After finishing Ms. Tartt’s bestseller, I sat down and charted out what worked and didn’t work for me. I loved the story concept and initially bonded with the motherless boy and the people who cared for him. But then his gambling, drug-pushing father claims him and takes him away from New York to a depressing tract house in Las Vegas, where he and a Russian boy named Boris, left to their own devices, turn into drug addicts and thieves. That section was so tedious and repetitive I was tempted to put the book down.
Why did I keep reading? Because I enjoyed learning about the art world, Fabritius’ exquisite little painting and Theo’s eventual career selling restored antiques. He makes a great deal of money with fraudulent sales so, as the story progresses, he becomes even less sympathetic. Ms. Tartt’s prose is fairly pedestrian, even vulgar at times, but occasionally it soars, and I studied why those passages work.
One reviewer suggested the novel’s theme is “art” and the premise is “art endures,” but The Goldfinch doesn’t spend many pages trying to prove that premise. Of all the problems the book has, its lack of a clear premise is the biggest.
Some writers think “theme” and “premise” are unimportant and unnecessary contrivances, but that’s a narrow, unimaginative approach to a novel. Theme is the book’s subject, usually an abstract, universal concept such as love, friendship, repentance or art. Premise is the author’s position on the theme.
They are critical because they unify the novel. They give it meaning and purpose. If a novel is literary, as I assume The Goldfinch is intended to be, I would expect it to say something profound about life or the human condition. I saw no evidence of that. I don’t know what The Goldfinch is really about, and I suspect the author doesn’t either. Most of the book examines how drugs, alcohol, poor judgment and crime can destroy a boy’s life, but I doubt that’s the point she wanted to make.
If The Goldfinch is a “coming of age” book, as it often seems to be, Theo doesn’t seem to gain any wisdom from his experiences. If the novel is saying the theft of a rare painting caused his bad behavior, the story doesn’t prove that. Instead, it leads to five hundred extra pages of pointless dreariness.

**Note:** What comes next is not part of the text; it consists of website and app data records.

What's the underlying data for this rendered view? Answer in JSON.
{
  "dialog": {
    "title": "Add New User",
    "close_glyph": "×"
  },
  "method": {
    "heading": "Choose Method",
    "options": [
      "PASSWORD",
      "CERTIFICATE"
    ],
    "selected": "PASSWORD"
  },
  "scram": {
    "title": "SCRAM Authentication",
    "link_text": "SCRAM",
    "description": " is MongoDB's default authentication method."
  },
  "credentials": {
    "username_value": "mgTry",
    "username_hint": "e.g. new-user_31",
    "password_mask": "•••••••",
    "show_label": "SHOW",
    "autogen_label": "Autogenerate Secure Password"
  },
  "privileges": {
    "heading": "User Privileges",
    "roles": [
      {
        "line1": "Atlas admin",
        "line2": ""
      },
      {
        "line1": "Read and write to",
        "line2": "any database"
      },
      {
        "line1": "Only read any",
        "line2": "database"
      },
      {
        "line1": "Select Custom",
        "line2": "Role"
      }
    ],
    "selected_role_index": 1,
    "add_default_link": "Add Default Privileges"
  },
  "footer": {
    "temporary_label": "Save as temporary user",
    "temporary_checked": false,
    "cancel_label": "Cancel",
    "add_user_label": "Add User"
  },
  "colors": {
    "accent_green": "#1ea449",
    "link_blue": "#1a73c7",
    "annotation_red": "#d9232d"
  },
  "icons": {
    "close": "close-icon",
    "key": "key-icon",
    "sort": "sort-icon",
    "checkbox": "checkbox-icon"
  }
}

Yes, Theo thinks of “The Goldfinch” occasionally during his years of wandering the landscape, but for most of that time the painting is fastened to the backside of his bed’s headboard or housed in a storage locker. He takes no action to return it to the museum or sell it. At the novel’s end, it goes back to the museum because his friend Boris stole it from him, not because he initiated the process.
I don’t plan to read The Goldfinch again or recommend it to a friend, but I learned from it and that knowledge can affect my own writing and teaching.
As an exercise, chart the pros and cons of a book you’ve read recently. What works about the novel? What doesn’t? Make notes on what you’ve learned. Over time, you’ll be able to determine whether or not a novel is well crafted. You’ll see why theme and premise matter; why a protagonist should be complex; how setting, prose, story questions, character arc—as well as other elements of a novel—are crucial.
In my next blog I’ll talk more about how other novels can help you learn the craft of writing fiction.